Lord Krishna in the above verses and through kind words of encouragement to Arjuna explains how the unsteady and turbulent mind can be brought under control of the intellect through the practice of Yoga and detachment. This is yet another reference to the Fourth and Fifth Chapter emphasizing the need to practise restraint and moderation in effort while engaging in rightful action and renunciation of the fruits of action and duties. Lord continues to speak about the Yogi who sees the Self existing equally in all beings as one who will always remain in Him irrespective of the condition he may be in. This refers to the need to surrender to the Lotus Feet of the Lord with no inhibitions and with absolute faith and dedication.
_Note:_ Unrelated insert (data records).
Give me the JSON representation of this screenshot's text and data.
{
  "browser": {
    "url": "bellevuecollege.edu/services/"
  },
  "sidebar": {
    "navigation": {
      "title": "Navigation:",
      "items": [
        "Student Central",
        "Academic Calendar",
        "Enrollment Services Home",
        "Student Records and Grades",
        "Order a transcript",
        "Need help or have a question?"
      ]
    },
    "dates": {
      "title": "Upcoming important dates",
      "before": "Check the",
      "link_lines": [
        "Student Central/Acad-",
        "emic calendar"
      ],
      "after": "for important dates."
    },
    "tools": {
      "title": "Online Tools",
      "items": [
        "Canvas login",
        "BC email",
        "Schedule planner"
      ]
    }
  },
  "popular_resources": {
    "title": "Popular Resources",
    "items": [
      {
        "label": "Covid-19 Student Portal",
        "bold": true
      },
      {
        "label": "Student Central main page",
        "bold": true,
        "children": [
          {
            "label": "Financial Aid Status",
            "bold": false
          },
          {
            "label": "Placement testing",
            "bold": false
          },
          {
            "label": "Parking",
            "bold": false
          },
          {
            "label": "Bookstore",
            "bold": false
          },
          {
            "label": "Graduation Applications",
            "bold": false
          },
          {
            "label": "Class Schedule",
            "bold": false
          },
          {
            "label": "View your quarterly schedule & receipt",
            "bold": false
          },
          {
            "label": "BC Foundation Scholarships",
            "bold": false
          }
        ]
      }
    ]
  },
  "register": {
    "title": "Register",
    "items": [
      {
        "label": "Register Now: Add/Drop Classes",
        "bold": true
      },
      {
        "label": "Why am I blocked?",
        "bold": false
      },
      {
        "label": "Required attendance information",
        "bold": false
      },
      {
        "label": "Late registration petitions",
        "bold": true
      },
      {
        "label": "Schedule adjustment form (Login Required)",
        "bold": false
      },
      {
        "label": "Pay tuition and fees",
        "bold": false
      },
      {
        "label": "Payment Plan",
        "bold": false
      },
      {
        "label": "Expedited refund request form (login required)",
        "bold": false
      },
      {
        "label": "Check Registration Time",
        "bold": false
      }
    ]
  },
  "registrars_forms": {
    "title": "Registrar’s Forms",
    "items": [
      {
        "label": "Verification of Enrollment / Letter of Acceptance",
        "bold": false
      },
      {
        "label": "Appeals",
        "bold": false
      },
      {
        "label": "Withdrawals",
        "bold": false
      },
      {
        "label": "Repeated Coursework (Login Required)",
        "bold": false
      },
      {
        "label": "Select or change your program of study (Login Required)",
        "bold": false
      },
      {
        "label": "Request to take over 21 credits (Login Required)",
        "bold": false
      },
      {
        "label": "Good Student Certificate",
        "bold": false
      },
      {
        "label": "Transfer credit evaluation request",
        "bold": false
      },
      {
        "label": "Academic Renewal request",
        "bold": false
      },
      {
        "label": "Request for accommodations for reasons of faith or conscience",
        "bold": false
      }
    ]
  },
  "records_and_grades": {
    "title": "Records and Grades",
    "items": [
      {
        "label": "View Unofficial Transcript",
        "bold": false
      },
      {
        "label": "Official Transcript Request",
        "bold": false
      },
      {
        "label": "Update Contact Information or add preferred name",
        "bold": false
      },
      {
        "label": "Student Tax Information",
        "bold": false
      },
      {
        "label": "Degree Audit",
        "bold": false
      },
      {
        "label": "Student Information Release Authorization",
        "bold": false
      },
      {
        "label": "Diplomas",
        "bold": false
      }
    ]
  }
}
Lord Krishna, an epitome of kindness, in the above verses continues to express the importance of diligence in Yoga and to withdraw the mind into the intellect and then the intellect into intuition to see, realize and experience the bliss of the Self and remain content in the Self.
Lord also dispels Arjuna’s doubt over the condition of a man though endowed with faith deviates from the path of action and Yoga by saying that no man engaged in good meets with a deplorable end.
Lord Krishna explains the importance of efforts in previous births that will help one to be born either in a prosperous family or into a family of Yogis or in a pious family for him to continue his efforts for Perfection.
Lord Krishna in the final verses of the Sixth Chapter lays down the importance of becoming a Yogi to Arjuna and everyone else as well as to follow the above mentioned procedures to withdraw the mind into the intellect and the intellect into intuition and to be steadfast in the path of Realization. Lord has already explained the need to engage in rightful action and duty but renounce the fruits of the actions and duties with no sense of doership and agentship and with every cell in the physical frame attuned to the Supreme Goal, one will become content in the Bliss of the Self and the Self itself. Then, the Yogi appears to be in action that is continuing to perform duties merely for the maintenance of the body with no sense of doership and agentship but is in inaction. This is what the Lord meant when He expressed the need to see action in inaction and inaction in action. This can be realized and experienced only by the Self and for this, one must become a Yogi.